Blurring the line between truth and fiction

By Malwina Gudowska

The best word for Todd Solondz’s Storytelling is intense-a movie made to shock. This shock value is so grotesquely obvious in the first segment, “Fiction,” that you’ll walk away shaking your head, wondering why certain artists feel the need to automatically associate artistic value with sexuality.

"Fiction" is about Vi (Selma Blair), a college student in a creative writing class with her boyfriend, Marcus (Leo Fitzpatrick), who has cerebral palsy. As the movie progresses, they break up and Vi has a one night stand with their professor Scott (Robert Wisdom). Scott represents the darker side that Vi wants to experience, with fantasies of rough sex and rape. Marcus, on the other hand, represents the safer, politically-correct side of Vi’s life because of his disability.

All three characters represent the struggling writer, each sharing parallels their live and their stories.
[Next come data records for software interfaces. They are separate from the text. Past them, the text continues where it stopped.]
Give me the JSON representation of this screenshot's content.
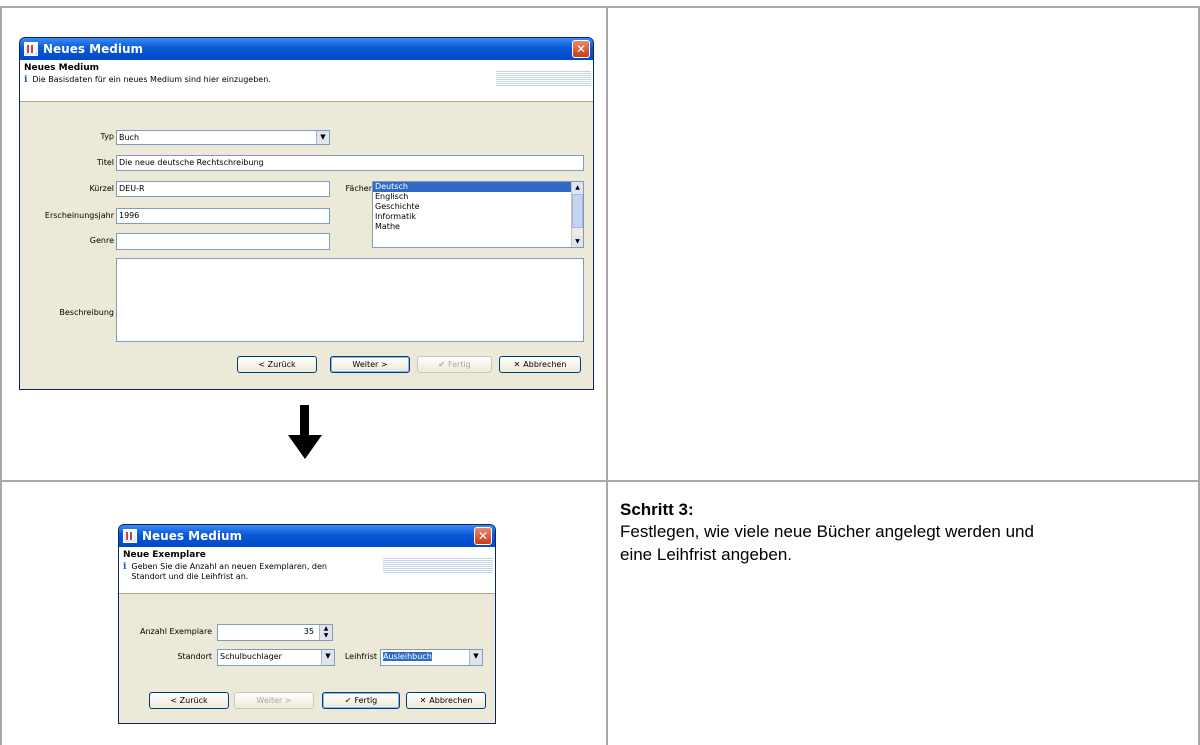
{
  "window1": {
    "title": "Neues Medium",
    "header_title": "Neues Medium",
    "header_desc": "Die Basisdaten für ein neues Medium sind hier einzugeben.",
    "labels": {
      "typ": "Typ",
      "titel": "Titel",
      "kuerzel": "Kürzel",
      "erscheinungsjahr": "Erscheinungsjahr",
      "genre": "Genre",
      "faecher": "Fächer",
      "beschreibung": "Beschreibung"
    },
    "values": {
      "typ": "Buch",
      "titel": "Die neue deutsche Rechtschreibung",
      "kuerzel": "DEU-R",
      "erscheinungsjahr": "1996",
      "genre": "",
      "beschreibung": ""
    },
    "faecher_items": [
      "Deutsch",
      "Englisch",
      "Geschichte",
      "Informatik",
      "Mathe"
    ],
    "buttons": {
      "back": "< Zurück",
      "next": "Weiter >",
      "finish": "Fertig",
      "cancel": "Abbrechen"
    }
  },
  "window2": {
    "title": "Neues Medium",
    "header_title": "Neue Exemplare",
    "header_desc_line1": "Geben Sie die Anzahl an neuen Exemplaren, den",
    "header_desc_line2": "Standort und die Leihfrist an.",
    "labels": {
      "anzahl": "Anzahl Exemplare",
      "standort": "Standort",
      "leihfrist": "Leihfrist"
    },
    "values": {
      "anzahl": "35",
      "standort": "Schulbuchlager",
      "leihfrist": "Ausleihbuch"
    },
    "buttons": {
      "back": "< Zurück",
      "next": "Weiter >",
      "finish": "Fertig",
      "cancel": "Abbrechen"
    }
  },
  "step": {
    "title": "Schritt 3:",
    "text": "Festlegen, wie viele neue Bücher angelegt werden und eine Leihfrist angeben."
  },
  "icons": {
    "arrow": "arrow-down-icon",
    "info": "info-icon",
    "close": "close-icon",
    "checkmark": "checkmark-icon"
  },
  "colors": {
    "titlebar": "#0a58d6",
    "window_bg": "#ece9d8",
    "selection": "#316ac5",
    "table_border": "#a8a8a8"
  }
}
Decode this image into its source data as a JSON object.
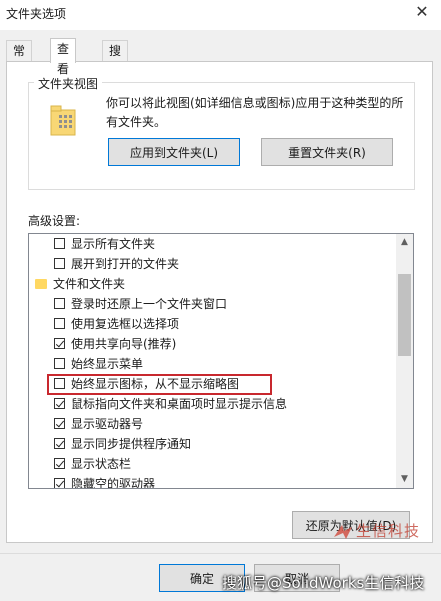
{
  "window": {
    "title": "文件夹选项",
    "close_glyph": "✕"
  },
  "tabs": [
    {
      "label": "常规",
      "active": false
    },
    {
      "label": "查看",
      "active": true
    },
    {
      "label": "搜索",
      "active": false
    }
  ],
  "folder_views": {
    "group_title": "文件夹视图",
    "description": "你可以将此视图(如详细信息或图标)应用于这种类型的所有文件夹。",
    "apply_button": "应用到文件夹(L)",
    "reset_button": "重置文件夹(R)"
  },
  "advanced": {
    "label": "高级设置:",
    "items": [
      {
        "type": "checkbox",
        "label": "显示所有文件夹",
        "checked": false,
        "highlighted": false
      },
      {
        "type": "checkbox",
        "label": "展开到打开的文件夹",
        "checked": false,
        "highlighted": false
      },
      {
        "type": "folder",
        "label": "文件和文件夹"
      },
      {
        "type": "checkbox",
        "label": "登录时还原上一个文件夹窗口",
        "checked": false,
        "highlighted": false
      },
      {
        "type": "checkbox",
        "label": "使用复选框以选择项",
        "checked": false,
        "highlighted": false
      },
      {
        "type": "checkbox",
        "label": "使用共享向导(推荐)",
        "checked": true,
        "highlighted": false
      },
      {
        "type": "checkbox",
        "label": "始终显示菜单",
        "checked": false,
        "highlighted": false
      },
      {
        "type": "checkbox",
        "label": "始终显示图标，从不显示缩略图",
        "checked": false,
        "highlighted": true
      },
      {
        "type": "checkbox",
        "label": "鼠标指向文件夹和桌面项时显示提示信息",
        "checked": true,
        "highlighted": false
      },
      {
        "type": "checkbox",
        "label": "显示驱动器号",
        "checked": true,
        "highlighted": false
      },
      {
        "type": "checkbox",
        "label": "显示同步提供程序通知",
        "checked": true,
        "highlighted": false
      },
      {
        "type": "checkbox",
        "label": "显示状态栏",
        "checked": true,
        "highlighted": false
      },
      {
        "type": "checkbox",
        "label": "隐藏空的驱动器",
        "checked": true,
        "highlighted": false
      }
    ],
    "restore_defaults_button": "还原为默认值(D)"
  },
  "footer": {
    "ok_button": "确定",
    "cancel_button": "取消"
  },
  "watermarks": {
    "brand_text": "生信科技",
    "bottom_text": "搜狐号@SolidWorks生信科技"
  },
  "colors": {
    "highlight_border": "#c8282e",
    "default_button_border": "#0078d7",
    "folder_yellow": "#ffd862"
  }
}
As they begin to write, the line separating reality and fiction blurs.

The second segment, "Non-Fiction," is just as intense but has a much better storyline and features a great performance by John Goodman as Mr. Livingston. "Non-Fiction" follows the story of an aspiring documentary filmmaker (Paul Giamatti) whose subject becomes Scooby Livingston (Mark Webber), a pot smoking, uninspired suburban high school kid.

The story is filled with dark humour and satire, and Solondz does a wonderful job mocking the American suburban family. The Livingstons are often seen at the dinner table discussing Scooby’s non-existent college plans, ending most often with Mr. Livingston telling someone to get out.
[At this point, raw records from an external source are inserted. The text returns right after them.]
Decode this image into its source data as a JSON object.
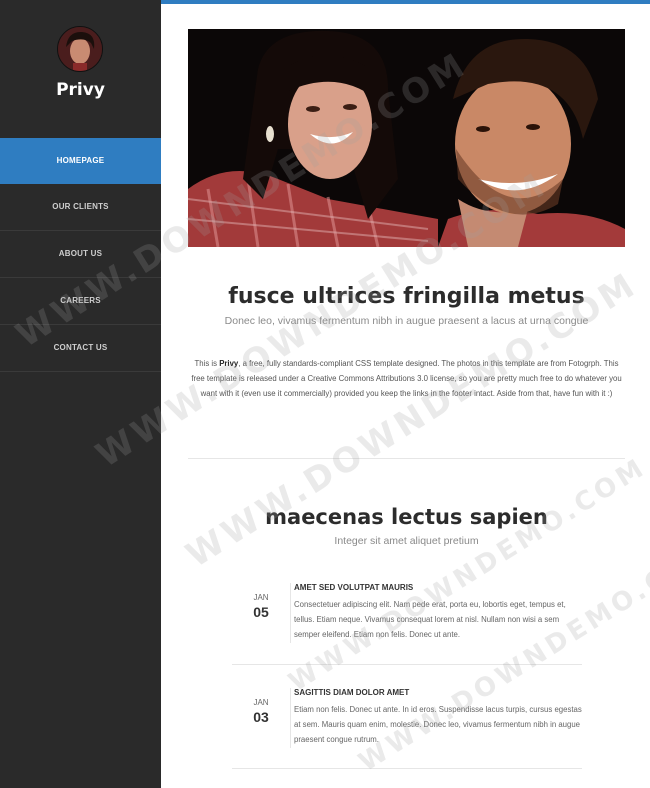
{
  "brand": {
    "name": "Privy"
  },
  "nav": {
    "items": [
      "HOMEPAGE",
      "OUR CLIENTS",
      "ABOUT US",
      "CAREERS",
      "CONTACT US"
    ]
  },
  "section1": {
    "title": "fusce ultrices fringilla metus",
    "subtitle": "Donec leo, vivamus fermentum nibh in augue praesent a lacus at urna congue",
    "intro_pre": "This is ",
    "intro_bold": "Privy",
    "intro_post": ", a free, fully standards-compliant CSS template designed. The photos in this template are from Fotogrph. This free template is released under a Creative Commons Attributions 3.0 license, so you are pretty much free to do whatever you want with it (even use it commercially) provided you keep the links in the footer intact. Aside from that, have fun with it :)"
  },
  "section2": {
    "title": "maecenas lectus sapien",
    "subtitle": "Integer sit amet aliquet pretium",
    "posts": [
      {
        "month": "JAN",
        "day": "05",
        "title": "AMET SED VOLUTPAT MAURIS",
        "body": "Consectetuer adipiscing elit. Nam pede erat, porta eu, lobortis eget, tempus et, tellus. Etiam neque. Vivamus consequat lorem at nisl. Nullam non wisi a sem semper eleifend. Etiam non felis. Donec ut ante."
      },
      {
        "month": "JAN",
        "day": "03",
        "title": "SAGITTIS DIAM DOLOR AMET",
        "body": "Etiam non felis. Donec ut ante. In id eros. Suspendisse lacus turpis, cursus egestas at sem. Mauris quam enim, molestie. Donec leo, vivamus fermentum nibh in augue praesent congue rutrum."
      }
    ]
  },
  "watermark": {
    "text": "WWW.DOWNDEMO.COM"
  },
  "colors": {
    "accent": "#2f7dc1",
    "sidebar": "#2a2a2a"
  }
}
The youngest son, Mikey (Jonathan Osser), has many conversations with the El Salvadorian maid, Consuelo (Lupe Ontiveros), who is exploited, poor and often taken advantage of by not only the family but this young boy.

Solondz makes us laugh at the audacity of these characters, but we later realize this is something we shouldn’t be laughing at. Storytelling does not evade any possible taboo subject. It deals with issues of racism, rape, homosexuality and physical disability, seemingly at random. At first, this movie appears a horrible excuse for art but, examined further, deals with issues that, no matter how random, are real–Families like the Livingstons do exist in suburban America. These issues are unthinkable, unspoken of and Storytelling forces us to react to them. For that, Solondz deserves credit. Storytelling received an R rating for its explicit scenes, so keep in mind it’s not a light Sunday matinee.